Published on *EC Mag* (http://www.ecmag.com)

Writing while listening to the sounds of the ocean surf can be therapeutic. The rise and fall of the waves is like the sine wave of the ac voltage waveform that is often used as the basis to compare with the quality of the power supply.

Deviations from the pure sine wave can result from harmonics, interharmonics, and impulsive or oscillatory transients. Changes in the amplitude of the sine wave can be classified as a sag, swell, or sustained over/undervoltage. While frequency changes aren’t very common in North America except under extreme fault conditions, phase shifts during sags or swells do occur. With all of these different types of power quality phenomena, the Root Mean Squared (RMS) calculation is used to characterize or describe the sine wave. While useful in many cases, it can be inadequate and even misleading in others.

What is RMS? It is a mathematical process used to calculate a single value from a series of numbers. It is also a way to compare one cycle to the next, or one phase to another.

The RMS voltage is “the effective value of a varying or alternating voltage. That value which would produce the same power loss as if a continuous voltage were applied to a pure resistance.”

In today’s world of sampled waveforms processed by digital signal processor (DSP) chips, it is one of the simpler calculations to make. Each data sample value over a pre-defined period (usually one cycle) is multiplied by itself (squared), all of them over the period are then averaged (sum them up and divide by the number of samples), and then the square root of that value is taken.

For a stable DC signal, each sample would have the same value, therefore, each sample’s value would equal the RMS value.

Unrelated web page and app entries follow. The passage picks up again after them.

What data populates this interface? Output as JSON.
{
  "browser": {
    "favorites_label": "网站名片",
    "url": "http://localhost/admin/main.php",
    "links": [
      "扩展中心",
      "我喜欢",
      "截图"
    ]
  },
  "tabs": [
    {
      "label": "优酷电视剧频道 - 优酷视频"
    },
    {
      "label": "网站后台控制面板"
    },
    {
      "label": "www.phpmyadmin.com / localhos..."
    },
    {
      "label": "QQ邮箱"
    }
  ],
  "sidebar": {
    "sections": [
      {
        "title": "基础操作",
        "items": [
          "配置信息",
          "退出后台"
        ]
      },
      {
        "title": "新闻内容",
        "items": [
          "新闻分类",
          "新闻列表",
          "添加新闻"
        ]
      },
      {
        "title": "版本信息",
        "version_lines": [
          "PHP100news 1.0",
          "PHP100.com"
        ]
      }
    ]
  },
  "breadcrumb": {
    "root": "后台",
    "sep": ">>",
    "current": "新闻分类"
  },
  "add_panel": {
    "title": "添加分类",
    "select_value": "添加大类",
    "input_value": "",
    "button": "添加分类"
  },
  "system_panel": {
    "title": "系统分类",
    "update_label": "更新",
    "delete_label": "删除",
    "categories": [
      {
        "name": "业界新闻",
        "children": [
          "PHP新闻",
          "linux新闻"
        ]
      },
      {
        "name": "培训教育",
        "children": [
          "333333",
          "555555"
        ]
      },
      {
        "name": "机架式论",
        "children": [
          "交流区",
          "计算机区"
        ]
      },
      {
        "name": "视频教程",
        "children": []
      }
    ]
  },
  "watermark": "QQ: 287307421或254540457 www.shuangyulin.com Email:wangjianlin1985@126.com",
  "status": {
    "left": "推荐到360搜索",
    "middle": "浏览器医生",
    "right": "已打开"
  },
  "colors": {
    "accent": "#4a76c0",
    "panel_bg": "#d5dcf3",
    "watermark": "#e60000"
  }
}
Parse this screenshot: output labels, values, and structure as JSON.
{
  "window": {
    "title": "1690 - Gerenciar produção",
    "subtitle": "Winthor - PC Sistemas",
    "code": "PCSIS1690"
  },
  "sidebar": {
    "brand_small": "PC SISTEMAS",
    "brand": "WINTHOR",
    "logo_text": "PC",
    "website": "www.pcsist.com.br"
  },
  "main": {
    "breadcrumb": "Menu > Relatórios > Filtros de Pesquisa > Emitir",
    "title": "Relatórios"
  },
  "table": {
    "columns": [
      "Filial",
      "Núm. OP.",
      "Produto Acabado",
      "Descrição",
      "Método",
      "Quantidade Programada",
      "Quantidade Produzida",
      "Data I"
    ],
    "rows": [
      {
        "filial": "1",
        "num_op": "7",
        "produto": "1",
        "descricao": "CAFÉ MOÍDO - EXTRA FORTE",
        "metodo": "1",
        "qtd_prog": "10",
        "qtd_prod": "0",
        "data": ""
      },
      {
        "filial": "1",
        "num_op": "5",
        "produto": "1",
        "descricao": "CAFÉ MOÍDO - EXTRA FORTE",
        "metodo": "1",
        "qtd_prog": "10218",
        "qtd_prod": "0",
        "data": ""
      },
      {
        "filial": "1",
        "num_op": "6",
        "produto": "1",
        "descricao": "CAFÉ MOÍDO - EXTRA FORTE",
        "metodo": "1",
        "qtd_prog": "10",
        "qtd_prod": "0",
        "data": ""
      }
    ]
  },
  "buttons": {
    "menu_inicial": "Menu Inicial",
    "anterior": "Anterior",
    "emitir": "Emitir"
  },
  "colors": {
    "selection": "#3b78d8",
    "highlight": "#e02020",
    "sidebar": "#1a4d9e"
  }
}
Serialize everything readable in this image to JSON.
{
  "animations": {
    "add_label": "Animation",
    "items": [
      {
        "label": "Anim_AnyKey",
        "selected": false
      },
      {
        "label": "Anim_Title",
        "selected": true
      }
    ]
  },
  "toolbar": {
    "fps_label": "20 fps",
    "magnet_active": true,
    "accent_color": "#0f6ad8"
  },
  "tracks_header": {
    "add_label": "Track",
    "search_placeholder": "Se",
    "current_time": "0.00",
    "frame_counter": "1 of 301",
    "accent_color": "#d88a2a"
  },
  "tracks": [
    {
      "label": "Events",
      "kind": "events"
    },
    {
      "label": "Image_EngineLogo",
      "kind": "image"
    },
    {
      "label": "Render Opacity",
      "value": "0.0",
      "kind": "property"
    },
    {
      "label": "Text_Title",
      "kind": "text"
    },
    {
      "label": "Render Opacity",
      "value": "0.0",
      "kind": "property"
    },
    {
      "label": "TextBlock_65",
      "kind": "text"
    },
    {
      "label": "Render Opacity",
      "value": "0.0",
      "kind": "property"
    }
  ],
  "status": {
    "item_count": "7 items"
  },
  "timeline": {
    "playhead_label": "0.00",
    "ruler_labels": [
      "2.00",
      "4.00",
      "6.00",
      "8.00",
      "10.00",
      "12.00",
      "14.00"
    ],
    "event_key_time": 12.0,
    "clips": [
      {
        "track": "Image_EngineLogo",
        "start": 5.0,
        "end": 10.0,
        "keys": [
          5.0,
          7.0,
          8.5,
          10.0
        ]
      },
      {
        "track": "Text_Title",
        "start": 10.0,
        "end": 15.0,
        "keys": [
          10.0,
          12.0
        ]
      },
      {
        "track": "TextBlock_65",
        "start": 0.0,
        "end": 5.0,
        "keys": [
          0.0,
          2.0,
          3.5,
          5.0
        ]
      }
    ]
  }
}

With a sine wave, the values get larger for the first quarter of the cycle, then get smaller until they cross zero and get more negative before heading back to zero in the last quarter cycle.

The RMS value of a pure sine wave would be equal to 70.7 percent of the peak value. With a distorted waveform, this is not true, which is why non-true-RMS meters may read differently with different levels of distortion and should not be used when harmonics are present. Those that just take the peak value and scale it down to 71 percent would give an incorrect value for the current waveform in Figure 1. This is the classic current waveform from a single-phase full wave rectified power supply, found in many consumer electronic devices. This waveform with 108 percent total harmonic distortion (THD) has a peak value of 3.6A and a true RMS value of 1.4A, (not 0.707 x 3.6 or 2.55A).

Power quality monitors that only trigger on RMS values can also be tricked into missing data. Some monitors calculate the RMS value over multiple cycles. These monitors will most likely not record the multi-phase, single-cycle sag in Figure 2. This sag is typical when the fault is cleared by a protective fuse blowing (as it is designed to do).

The single-cycle sag resulting from a flashover at the peak voltage (possibly due to insulator failure or lightning strike) would have a different RMS value for each of the three cycles. Depending on the triggering mechanism and the thresholds, it may not recognize the sag until the third cycle shown, as the faulted cycles RMS value may be above the trigger threshold. A phase-shifted fault can have an identical RMS value from one cycle to the next, even though the amplitude of the waveform changes. This is where power quality monitors with multiple triggering mechanisms, such as transient and waveshape faults, can provide a significant advantage. Remember, just because the monitor didn’t capture it doesn’t mean that it didn’t happen.

BINGHAM, manager of products and technology for Dranetz-BMI in Edison, N.J., can be reached at (732) 287-3680.